FatPort Corp. out of Vancouver is cranking up wireless LAN (WLAN) service at Abbotsford International Airport in Abbotsford, B.C. and Toronto Buttonville Municipal Airport in Markham, Ont. In a January statement the company said it’s the first Canadian WLAN service provider to offer 802.11 connectivity in an airport, and pointed out that with its other WLAN hotspots in hotels, cafes and corporate service centres, FatPort provides high-speed wireless access wherever business travellers might roam. For more information, see the firm’s Web site at www.fatport.com.
Cross border talk
The Canadian Wireless Technology Association (CWTA) in January announced that customers of Bell Mobility, Microcell, Rogers AT&T Wireless, Telus Mobility and other mobile carriers would be able to exchange text messages with contacts in the United States. South of the border, participating carriers include AT&T Wireless, Cingular Wireless, Nextel Communications, Sprint, T-Mobile and Verizon Wireless. The CWTA said billing remains in the hands of individual carriers. The president of the U.S.-based Cellular Telecommunications and Internet Association (CTIA) said international agreements might follow.
Canucks oppose outsiders

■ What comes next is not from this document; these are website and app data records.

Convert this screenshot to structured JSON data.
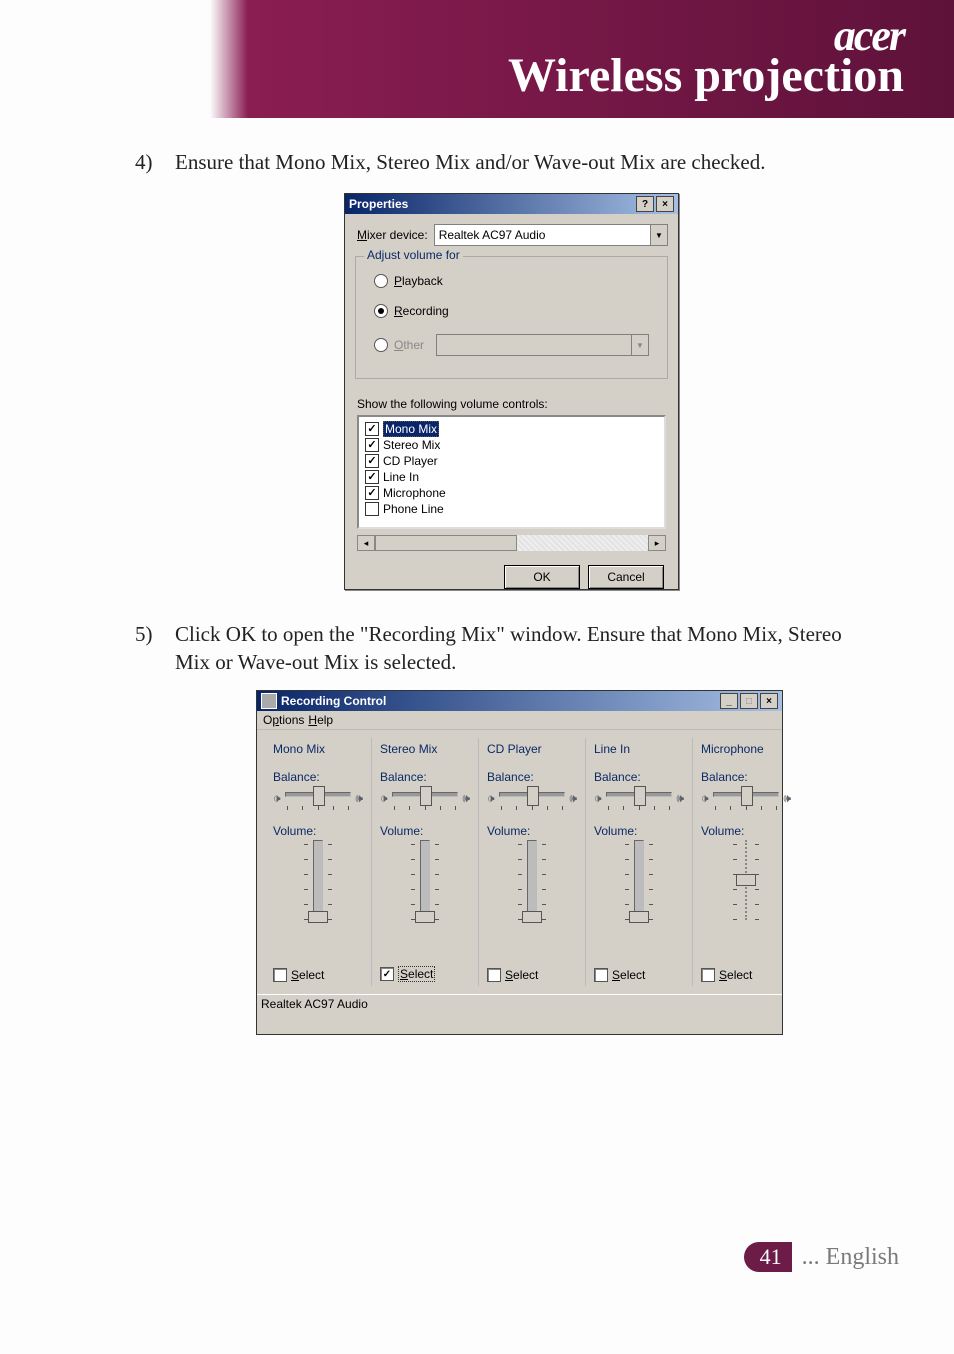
{
  "banner": {
    "logo": "acer",
    "title": "Wireless projection"
  },
  "step4": {
    "num": "4)",
    "text": "Ensure that Mono Mix, Stereo Mix and/or Wave-out Mix are checked."
  },
  "step5": {
    "num": "5)",
    "text": "Click OK to open the \"Recording Mix\" window. Ensure that Mono Mix, Stereo Mix or Wave-out Mix is selected."
  },
  "properties": {
    "title": "Properties",
    "help_btn": "?",
    "close_btn": "×",
    "mixer_label": "Mixer device:",
    "mixer_value": "Realtek AC97 Audio",
    "group_label": "Adjust volume for",
    "radios": {
      "playback": "Playback",
      "recording": "Recording",
      "other": "Other"
    },
    "show_label": "Show the following volume controls:",
    "items": [
      {
        "label": "Mono Mix",
        "checked": true,
        "selected": true
      },
      {
        "label": "Stereo Mix",
        "checked": true,
        "selected": false
      },
      {
        "label": "CD Player",
        "checked": true,
        "selected": false
      },
      {
        "label": "Line In",
        "checked": true,
        "selected": false
      },
      {
        "label": "Microphone",
        "checked": true,
        "selected": false
      },
      {
        "label": "Phone Line",
        "checked": false,
        "selected": false
      }
    ],
    "ok": "OK",
    "cancel": "Cancel"
  },
  "recording": {
    "title": "Recording Control",
    "min_btn": "_",
    "max_btn": "□",
    "close_btn": "×",
    "menu_options": "Options",
    "menu_help": "Help",
    "balance_label": "Balance:",
    "volume_label": "Volume:",
    "select_label": "Select",
    "channels": [
      {
        "name": "Mono Mix",
        "selected": false,
        "vol_pos": "bottom",
        "dotted": false
      },
      {
        "name": "Stereo Mix",
        "selected": true,
        "vol_pos": "bottom",
        "dotted": false
      },
      {
        "name": "CD Player",
        "selected": false,
        "vol_pos": "bottom",
        "dotted": false
      },
      {
        "name": "Line In",
        "selected": false,
        "vol_pos": "bottom",
        "dotted": false
      },
      {
        "name": "Microphone",
        "selected": false,
        "vol_pos": "mid",
        "dotted": true
      }
    ],
    "status": "Realtek AC97 Audio"
  },
  "footer": {
    "page": "41",
    "lang": "... English"
  }
}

Decima Research Inc. in January said many Canadians are opposed to the notion of increased foreign ownership of media and telecommunications companies. The firm said 45 per cent of survey respondents were “strongly opposed” to increased foreign ownership, up from 40 per cent in 2001. Decima’s study came just as the federal government began an investigation into foreign ownership rules, which today say outside investors can own no more than 30 per cent of a Canadian telco. Some argue that greater foreign investment could buoy the flagging telecom